* _WHAT IS EXPECTED_
For the entries that follow, tally the lines holding the string "froma". Give the total and nothing else.

INFORMATION SHOWN Block Start

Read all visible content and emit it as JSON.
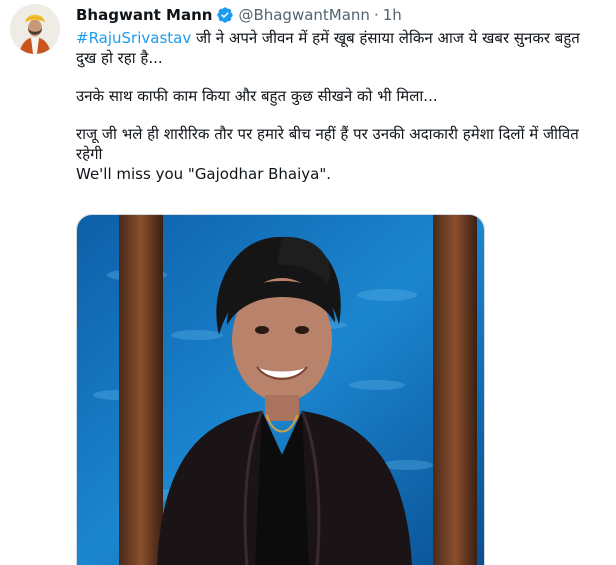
{
  "tweet": {
    "author_name": "Bhagwant Mann",
    "handle": "@BhagwantMann",
    "separator": "·",
    "time": "1h",
    "verified_icon": "verified-badge-icon",
    "hashtag": "#RajuSrivastav",
    "line1_rest": " जी ने अपने जीवन में हमें खूब हंसाया लेकिन आज ये खबर सुनकर बहुत दुख हो रहा है...",
    "line2": "उनके साथ काफी काम किया और बहुत कुछ सीखने को भी मिला...",
    "line3": "राजू जी भले ही शारीरिक तौर पर हमारे बीच नहीं हैं पर उनकी अदाकारी हमेशा दिलों में जीवित रहेगी",
    "line4": "We'll miss you \"Gajodhar Bhaiya\".",
    "colors": {
      "link": "#1d9bf0",
      "verified": "#1d9bf0",
      "secondary_text": "#536471"
    }
  }
}
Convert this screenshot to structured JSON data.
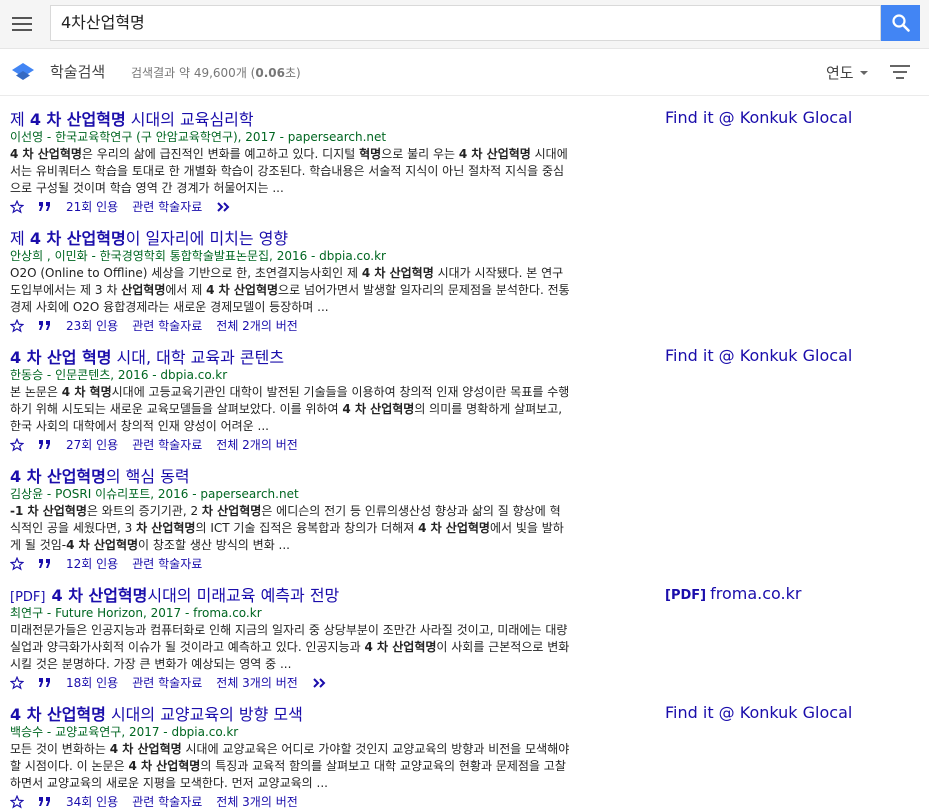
{
  "search": {
    "query": "4차산업혁명"
  },
  "header": {
    "scholar_label": "학술검색",
    "stats": "검색결과 약 49,600개 (0.06초)",
    "stats_pre": "검색결과 약 49,600개 (",
    "stats_time": "0.06",
    "stats_post": "초)",
    "year_label": "연도"
  },
  "results": [
    {
      "pdf_tag": "",
      "title_parts": [
        [
          "제 ",
          false
        ],
        [
          "4 차 산업혁명",
          true
        ],
        [
          " 시대의 교육심리학",
          false
        ]
      ],
      "meta": "이선영 - 한국교육학연구 (구 안암교육학연구), 2017 - papersearch.net",
      "snippet_parts": [
        [
          "4 차 산업혁명",
          true
        ],
        [
          "은 우리의 삶에 급진적인 변화를 예고하고 있다. 디지털 ",
          false
        ],
        [
          "혁명",
          true
        ],
        [
          "으로 불리 우는 ",
          false
        ],
        [
          "4 차 산업혁명",
          true
        ],
        [
          " 시대에서는 유비쿼터스 학습을 토대로 한 개별화 학습이 강조된다. 학습내용은 서술적 지식이 아닌 절차적 지식을 중심으로 구성될 것이며 학습 영역 간 경계가 허물어지는 ...",
          false
        ]
      ],
      "cited": "21회 인용",
      "related": "관련 학술자료",
      "versions": "",
      "more": true,
      "side_pdf": "",
      "side_link": "Find it @ Konkuk Glocal"
    },
    {
      "pdf_tag": "",
      "title_parts": [
        [
          "제 ",
          false
        ],
        [
          "4 차 산업혁명",
          true
        ],
        [
          "이 일자리에 미치는 영향",
          false
        ]
      ],
      "meta": "안상희 , 이민화 - 한국경영학회 통합학술발표논문집, 2016 - dbpia.co.kr",
      "snippet_parts": [
        [
          "O2O (Online to Offline) 세상을 기반으로 한, 초연결지능사회인 제 ",
          false
        ],
        [
          "4 차 산업혁명",
          true
        ],
        [
          " 시대가 시작됐다. 본 연구 도입부에서는 제 3 차 ",
          false
        ],
        [
          "산업혁명",
          true
        ],
        [
          "에서 제 ",
          false
        ],
        [
          "4 차 산업혁명",
          true
        ],
        [
          "으로 넘어가면서 발생할 일자리의 문제점을 분석한다. 전통경제 사회에 O2O 융합경제라는 새로운 경제모델이 등장하며 ...",
          false
        ]
      ],
      "cited": "23회 인용",
      "related": "관련 학술자료",
      "versions": "전체 2개의 버전",
      "more": false,
      "side_pdf": "",
      "side_link": ""
    },
    {
      "pdf_tag": "",
      "title_parts": [
        [
          "4 차 산업 혁명",
          true
        ],
        [
          " 시대, 대학 교육과 콘텐츠",
          false
        ]
      ],
      "meta": "한동승 - 인문콘텐츠, 2016 - dbpia.co.kr",
      "snippet_parts": [
        [
          "본 논문은 ",
          false
        ],
        [
          "4 차 혁명",
          true
        ],
        [
          "시대에 고등교육기관인 대학이 발전된 기술들을 이용하여 창의적 인재 양성이란 목표를 수행하기 위해 시도되는 새로운 교육모델들을 살펴보았다. 이를 위하여 ",
          false
        ],
        [
          "4 차 산업혁명",
          true
        ],
        [
          "의 의미를 명확하게 살펴보고, 한국 사회의 대학에서 창의적 인재 양성이 어려운 ...",
          false
        ]
      ],
      "cited": "27회 인용",
      "related": "관련 학술자료",
      "versions": "전체 2개의 버전",
      "more": false,
      "side_pdf": "",
      "side_link": "Find it @ Konkuk Glocal"
    },
    {
      "pdf_tag": "",
      "title_parts": [
        [
          "4 차 산업혁명",
          true
        ],
        [
          "의 핵심 동력",
          false
        ]
      ],
      "meta": "김상윤 - POSRI 이슈리포트, 2016 - papersearch.net",
      "snippet_parts": [
        [
          "-1 차 산업혁명",
          true
        ],
        [
          "은 와트의 증기기관, 2 ",
          false
        ],
        [
          "차 산업혁명",
          true
        ],
        [
          "은 에디슨의 전기 등 인류의생산성 향상과 삶의 질 향상에 혁식적인 공을 세웠다면, 3 ",
          false
        ],
        [
          "차 산업혁명",
          true
        ],
        [
          "의 ICT 기술 집적은 융복합과 창의가 더해져 ",
          false
        ],
        [
          "4 차 산업혁명",
          true
        ],
        [
          "에서 빛을 발하게 될 것임-",
          false
        ],
        [
          "4 차 산업혁명",
          true
        ],
        [
          "이 창조할 생산 방식의 변화 ...",
          false
        ]
      ],
      "cited": "12회 인용",
      "related": "관련 학술자료",
      "versions": "",
      "more": false,
      "side_pdf": "",
      "side_link": ""
    },
    {
      "pdf_tag": "[PDF]",
      "title_parts": [
        [
          "4 차 산업혁명",
          true
        ],
        [
          "시대의 미래교육 예측과 전망",
          false
        ]
      ],
      "meta": "최연구 - Future Horizon, 2017 - froma.co.kr",
      "snippet_parts": [
        [
          "미래전문가들은 인공지능과 컴퓨터화로 인해 지금의 일자리 중 상당부분이 조만간 사라질 것이고, 미래에는 대량실업과 양극화가사회적 이슈가 될 것이라고 예측하고 있다. 인공지능과 ",
          false
        ],
        [
          "4 차 산업혁명",
          true
        ],
        [
          "이 사회를 근본적으로 변화시킬 것은 분명하다. 가장 큰 변화가 예상되는 영역 중 ...",
          false
        ]
      ],
      "cited": "18회 인용",
      "related": "관련 학술자료",
      "versions": "전체 3개의 버전",
      "more": true,
      "side_pdf": "[PDF]",
      "side_link": "froma.co.kr"
    },
    {
      "pdf_tag": "",
      "title_parts": [
        [
          "4 차 산업혁명",
          true
        ],
        [
          " 시대의 교양교육의 방향 모색",
          false
        ]
      ],
      "meta": "백승수 - 교양교육연구, 2017 - dbpia.co.kr",
      "snippet_parts": [
        [
          "모든 것이 변화하는 ",
          false
        ],
        [
          "4 차 산업혁명",
          true
        ],
        [
          " 시대에 교양교육은 어디로 가야할 것인지 교양교육의 방향과 비전을 모색해야 할 시점이다. 이 논문은 ",
          false
        ],
        [
          "4 차 산업혁명",
          true
        ],
        [
          "의 특징과 교육적 함의를 살펴보고 대학 교양교육의 현황과 문제점을 고찰하면서 교양교육의 새로운 지평을 모색한다. 먼저 교양교육의 ...",
          false
        ]
      ],
      "cited": "34회 인용",
      "related": "관련 학술자료",
      "versions": "전체 3개의 버전",
      "more": false,
      "side_pdf": "",
      "side_link": "Find it @ Konkuk Glocal"
    }
  ]
}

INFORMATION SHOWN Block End

* _SOLUTION TO THIS PROBLEM_
2